In 2019, there are not many people around who saw Brewers complete the last undefeated Kentucky boys’ basketball state championship season in 1948.
“When they would call timeout, McCoy Tarry, the coach at Brewers, would give (his players) hot chocolate,” Reginald Rice recalls. “During timeouts, they had a big ol’ jug over there and they would pour them all a hot chocolate. That was kind of comical.”
“I remember Frank Ramsey, Madisonville, the first time I saw him, he was all legs — a big ol’, long-legged kid,” Reginald Rice says. “But, man, he could get up and down that court, handle the ball.”
As a high schooler, Reginald Rice says Hagan already had the deft hook shot that would become his signature. Hagan used it to score 41 points in the 1949 state finals to lead Owensboro past Lafayette for the championship.
“That was the first time I ever saw a guy who could shoot the left-handed hook and the right-handed hook,” Reginald Rice says. “These kids were running around (the stands) calling it ‘Hagans-boro’ instead of Owensboro.”
As an adult, Reginald Rice served a stint in the military, married his childhood sweetheart, Edith Martin, and had two children, daughter Carol and Kenny.
Even as he spent a career working first in the coal industry, then as a federal mine inspector, Reginald Rice never stopped attending the Sweet Sixteen with buddies from Floyd County.
It was a passion he passed down to his son.
Kenny Rice’s memories of his own initial state tournament are vivid.
“I saw Wes Unseld play,” Kenny Rice says of the future Basketball Hall of Famer. “Seneca (Unseld’s team) won it that year (1964). It was the first time I walked into Memorial Coliseum.

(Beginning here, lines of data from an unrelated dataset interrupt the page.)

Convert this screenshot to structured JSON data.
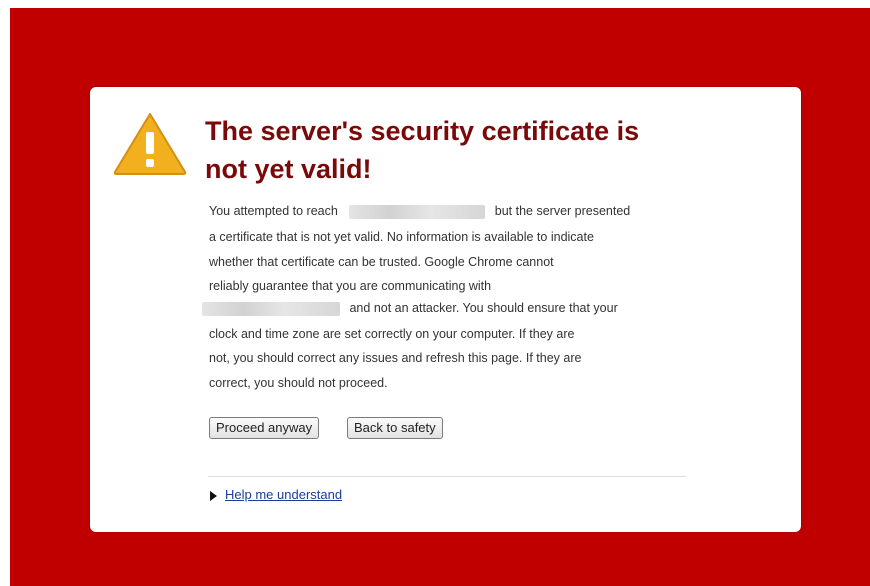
{
  "colors": {
    "frame_background": "#c00000",
    "card_background": "#ffffff",
    "title_color": "#7a0a0a",
    "link_color": "#1a3d99",
    "warning_icon": "#f2b01e"
  },
  "icons": {
    "warning": "warning-triangle-icon",
    "expand": "disclosure-triangle-icon"
  },
  "title": {
    "line1": "The server's security certificate is",
    "line2": "not yet valid!"
  },
  "message": {
    "line1_before": "You attempted to reach",
    "line1_after": "but the server presented",
    "line2": "a certificate that is not yet valid. No information is available to indicate",
    "line3": "whether that certificate can be trusted. Google Chrome cannot",
    "line4": "reliably guarantee that you are communicating with",
    "line5_after": "and not an attacker. You should ensure that your",
    "line6": "clock and time zone are set correctly on your computer. If they are",
    "line7": "not, you should correct any issues and refresh this page. If they are",
    "line8": "correct, you should not proceed."
  },
  "buttons": {
    "proceed": "Proceed anyway",
    "back": "Back to safety"
  },
  "help_link": "Help me understand"
}
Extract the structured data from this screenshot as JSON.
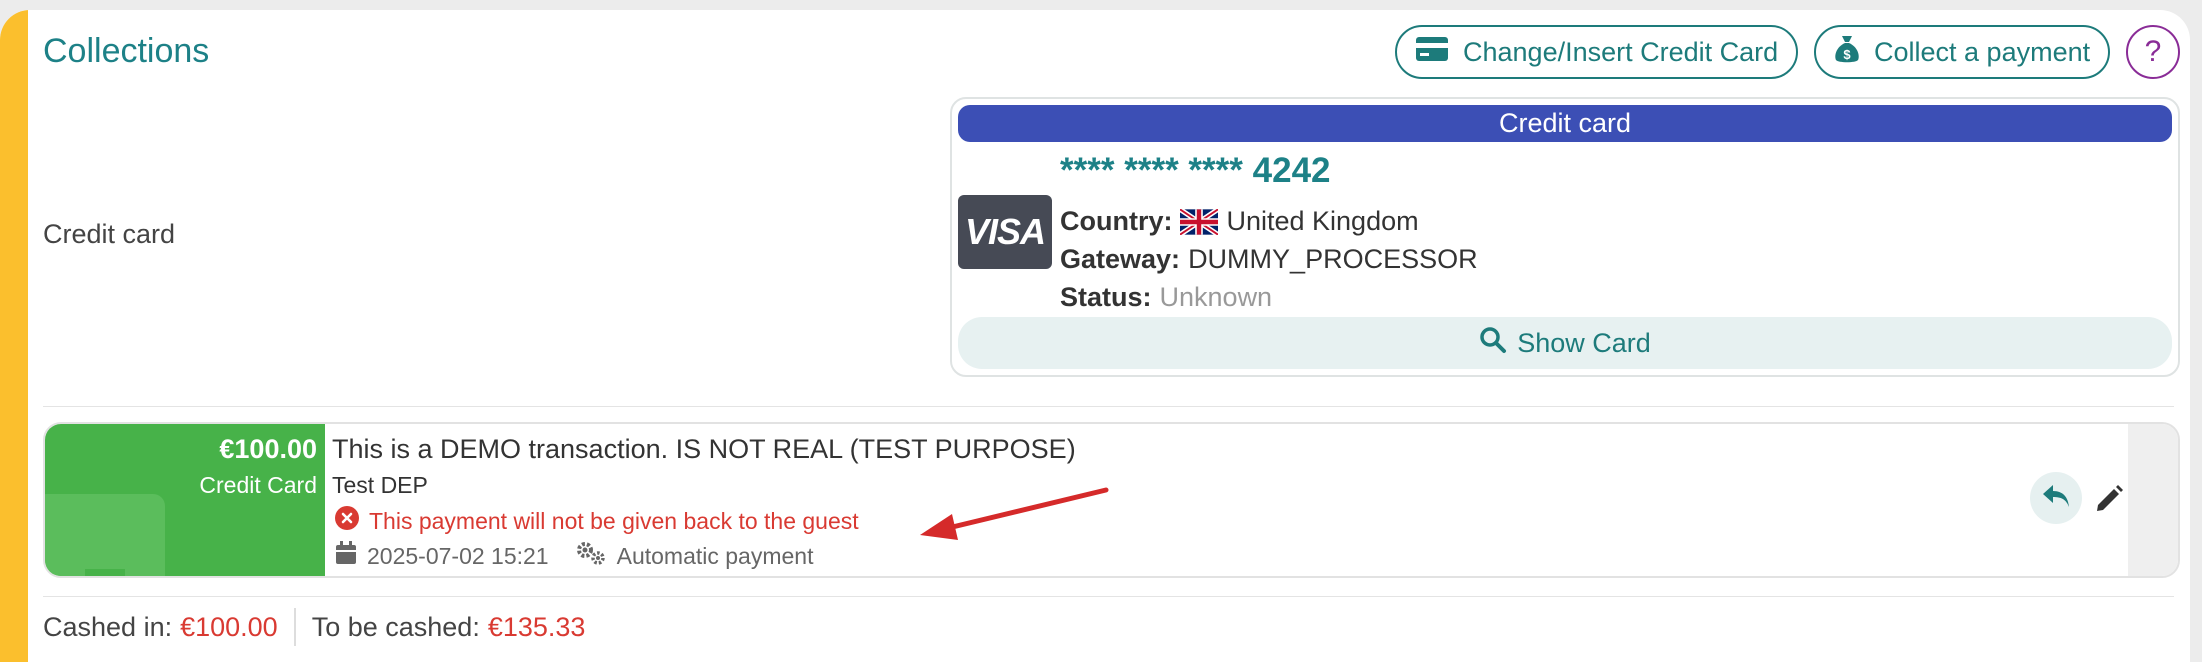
{
  "header": {
    "title": "Collections",
    "change_card_label": "Change/Insert Credit Card",
    "collect_label": "Collect a payment",
    "help_label": "?"
  },
  "credit_card_section": {
    "label": "Credit card",
    "card": {
      "header": "Credit card",
      "brand": "VISA",
      "mask": "**** **** ****",
      "last4": "4242",
      "country_label": "Country:",
      "country_value": "United Kingdom",
      "gateway_label": "Gateway:",
      "gateway_value": "DUMMY_PROCESSOR",
      "status_label": "Status:",
      "status_value": "Unknown",
      "show_card_label": "Show Card"
    }
  },
  "transaction": {
    "amount": "€100.00",
    "method": "Credit Card",
    "title": "This is a DEMO transaction. IS NOT REAL (TEST PURPOSE)",
    "subtitle": "Test DEP",
    "warning": "This payment will not be given back to the guest",
    "datetime": "2025-07-02 15:21",
    "type": "Automatic payment"
  },
  "footer": {
    "cashed_in_label": "Cashed in:",
    "cashed_in_value": "€100.00",
    "to_be_cashed_label": "To be cashed:",
    "to_be_cashed_value": "€135.33"
  },
  "colors": {
    "accent_teal": "#1d8187",
    "stripe_yellow": "#fbbf2d",
    "card_header_blue": "#3c4fb5",
    "tx_green": "#47b249",
    "warning_red": "#d93a32",
    "help_purple": "#8a2c97"
  },
  "icons": {
    "change_card": "credit-card-icon",
    "collect": "money-bag-icon",
    "show_card": "search-icon",
    "warning": "error-circle-icon",
    "date": "calendar-icon",
    "type": "gears-icon",
    "undo": "reply-icon",
    "edit": "pencil-icon",
    "flag": "uk-flag-icon"
  }
}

If you grew up like me, listening to all the UK games on the radio, that was a big deal.”
Pretty much continuously since, the Sweet Sixteen has been a shared father/son experience for the Rices.
From October 1980 through June 1999, Kenny Rice worked as a sports reporter/anchor for Lexington’s WTVQ. Yet even when he was assigned to cover the Sweet Sixteen for Channel 36, “I’d go up in the stands and watch some games with him,” Kenny Rice says of his dad.
As best as Reginald can figure, since 1946, he has missed six state tournaments — three (1951-53) when in the U.S. Army, two (1958 and ‘63) because of floods in Eastern Kentucky and one in 1996 due to heart bypass surgery.
Kenny thinks since 1964, “I’ve only missed five (state tourneys),” he says. “And that was only because of (covering the University of) Kentucky’s runs in the NCAA Tournaments in the 1990s.”
Until Edith Rice passed away in 2017, she kept a tolerant attitude toward losing the males in her family to a week of high school basketball each March.
“She got a kick out of us going to the state tournament,” Kenny Rice says. “She would always say, ‘You all are getting ready for your boys’ trip.’”
After Kenny Rice left WTVQ and shifted his broadcasting career onto national platforms — including covering the horse racing Triple Crown and the Olympics for NBC — he has continued to clear his schedule so he can attend the Sweet Sixteen with his dad.
In Rupp Arena, the Floyd County natives always root for the 15th Region champions. They enjoy seeing familiar faces they see nowhere else but at the state tournament.
Mostly, they relish sharing their mutual love for the Sweet Sixteen.
“This has been a great bond that we have had,” Kenny Rice says. “This state tournament, it has meant a whole lot to us.”